According to The Southern and Eastern Africa Consortium for Monitoring Educational Quality (SACMEQ) Report in 2007, only 73 percent of the Grade 6 learners in Namibia had at least one exercise book, a pencil or a pen, and a ruler. In other words, around three in every ten (27%) learners did not have all the three basic learning items that were considered necessary for effective participation in classroom activities.  While most of these learners were in rural schools a substantial number were also located in urban schools.   The same report stated that although materials were in short supply class sizes and learner teacher ratio were good.  Writing this from a Western perspective it is difficult to imagine working in a setting where pupils do not have access to the basic materials we so take for granted. In light of this, it seems to me that when we consider what gifted education might look like in Namibia we need to understand it and conceptualise it from a Namibian perspective and this can only be done with the help and support of Namibian people and young people.

Often in education a whole system has been established based on the segregation of pupils from the mainstream system who have been deemed incapable of succeeding with their peers.  Often we concentrate on those who have difficulty and thus there is an inconsistency between how we treat groups of people perceived to be different. It clearly depends on how you are different. There is, therefore, a tension which requires to be reconciled if such differences in treatment is to be justified. Equally the move towards inclusion, given the experiences of those segregated from mainstream education, militates, some might argue, against separate provision of any kind. One might question whether this is a budgetary response or an educational one.  These issues are ones that all countries are grappling with and Namibia will be no different. 

It is this very examination of the issues that allows educators to plan and provide effectively for all pupils in their care.

Thus there may be a lot of discussion and debate about the best way of meeting the needs of highly able pupils but there is little doubt that they do have needs and neglect of these means that problems and difficulties may emerge.

However gifted education in Namibia develops in the future I would hope that it takes account of history and culture and learns from the mistakes of others – I for one don’t think we can separate gifted education from issues of social justice.  Returning to the SACMEQ Report I’m encouraged that the teacher pupil ratio was found to be good – the teacher has a key role to play in the development of education and gifted education is no different.  Go Namibia – we have much to learn from you!
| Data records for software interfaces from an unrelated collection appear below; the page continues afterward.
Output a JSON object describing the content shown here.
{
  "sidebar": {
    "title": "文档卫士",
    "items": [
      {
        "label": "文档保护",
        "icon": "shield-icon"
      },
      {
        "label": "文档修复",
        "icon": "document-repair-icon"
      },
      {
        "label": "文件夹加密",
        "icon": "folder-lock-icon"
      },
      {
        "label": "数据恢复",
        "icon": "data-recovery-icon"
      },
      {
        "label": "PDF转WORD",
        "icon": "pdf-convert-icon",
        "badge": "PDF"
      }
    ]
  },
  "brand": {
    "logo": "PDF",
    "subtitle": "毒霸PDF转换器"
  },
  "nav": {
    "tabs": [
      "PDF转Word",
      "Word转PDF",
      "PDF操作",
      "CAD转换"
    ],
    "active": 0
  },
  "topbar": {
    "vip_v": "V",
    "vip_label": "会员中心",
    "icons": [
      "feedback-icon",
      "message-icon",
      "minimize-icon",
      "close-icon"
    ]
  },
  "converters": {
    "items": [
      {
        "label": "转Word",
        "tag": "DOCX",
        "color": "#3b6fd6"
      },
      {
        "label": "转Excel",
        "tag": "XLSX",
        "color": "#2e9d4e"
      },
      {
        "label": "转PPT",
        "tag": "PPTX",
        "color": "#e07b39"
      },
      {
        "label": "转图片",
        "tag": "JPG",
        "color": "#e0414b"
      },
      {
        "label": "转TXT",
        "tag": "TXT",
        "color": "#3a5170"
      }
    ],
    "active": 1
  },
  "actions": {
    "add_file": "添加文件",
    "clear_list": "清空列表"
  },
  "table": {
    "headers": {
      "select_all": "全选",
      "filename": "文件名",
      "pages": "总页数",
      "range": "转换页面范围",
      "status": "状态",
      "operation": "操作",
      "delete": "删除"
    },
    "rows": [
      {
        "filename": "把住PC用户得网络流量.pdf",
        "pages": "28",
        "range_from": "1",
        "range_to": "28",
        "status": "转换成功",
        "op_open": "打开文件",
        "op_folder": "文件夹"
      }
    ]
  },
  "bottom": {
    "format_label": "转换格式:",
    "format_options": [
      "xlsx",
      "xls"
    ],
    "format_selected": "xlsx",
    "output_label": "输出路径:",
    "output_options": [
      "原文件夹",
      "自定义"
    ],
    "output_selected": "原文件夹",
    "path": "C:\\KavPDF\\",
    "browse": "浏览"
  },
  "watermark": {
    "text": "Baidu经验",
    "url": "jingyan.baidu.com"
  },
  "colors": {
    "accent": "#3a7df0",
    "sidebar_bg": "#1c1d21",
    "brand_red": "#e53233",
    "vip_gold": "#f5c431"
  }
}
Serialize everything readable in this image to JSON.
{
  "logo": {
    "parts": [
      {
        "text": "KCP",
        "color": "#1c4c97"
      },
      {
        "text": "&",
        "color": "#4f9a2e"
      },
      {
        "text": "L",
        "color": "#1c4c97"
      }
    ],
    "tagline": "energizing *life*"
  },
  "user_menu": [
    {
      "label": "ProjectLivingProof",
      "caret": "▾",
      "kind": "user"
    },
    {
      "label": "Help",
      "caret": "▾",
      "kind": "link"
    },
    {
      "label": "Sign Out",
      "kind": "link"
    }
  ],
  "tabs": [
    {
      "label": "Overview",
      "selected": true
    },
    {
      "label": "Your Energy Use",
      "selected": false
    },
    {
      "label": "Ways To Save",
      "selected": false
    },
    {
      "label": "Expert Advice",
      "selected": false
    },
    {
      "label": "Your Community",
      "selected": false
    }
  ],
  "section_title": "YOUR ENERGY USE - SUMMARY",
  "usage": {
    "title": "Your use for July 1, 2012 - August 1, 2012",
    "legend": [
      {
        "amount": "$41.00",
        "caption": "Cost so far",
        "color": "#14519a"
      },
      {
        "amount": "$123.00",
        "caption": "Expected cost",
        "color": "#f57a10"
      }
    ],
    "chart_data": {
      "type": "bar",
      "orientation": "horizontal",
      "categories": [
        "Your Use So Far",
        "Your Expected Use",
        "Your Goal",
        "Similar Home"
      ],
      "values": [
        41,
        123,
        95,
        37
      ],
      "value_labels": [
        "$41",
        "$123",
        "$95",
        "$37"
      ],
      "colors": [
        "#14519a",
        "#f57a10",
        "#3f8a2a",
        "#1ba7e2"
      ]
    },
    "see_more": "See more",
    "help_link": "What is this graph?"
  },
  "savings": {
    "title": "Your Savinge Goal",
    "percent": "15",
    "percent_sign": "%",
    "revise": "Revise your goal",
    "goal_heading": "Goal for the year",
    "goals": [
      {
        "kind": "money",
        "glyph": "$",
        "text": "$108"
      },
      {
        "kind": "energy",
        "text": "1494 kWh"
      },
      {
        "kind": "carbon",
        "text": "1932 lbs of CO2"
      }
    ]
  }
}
Thank you to Roya Klingner for offering me the opportunity to comment on gifted education in Namibia.  

By Margaret Sutherland - March 2012

Social Justice, Place and Lifelong Education Lecturer
Programme Leader, Masters in Inclusive Education
Director, Scottish Network for Able Pupils
Deputy Director, The Centre for Research and Development in Adult and Lifelong Learning
Room 638
St Andrew's Building
School of Education
University of Glasgow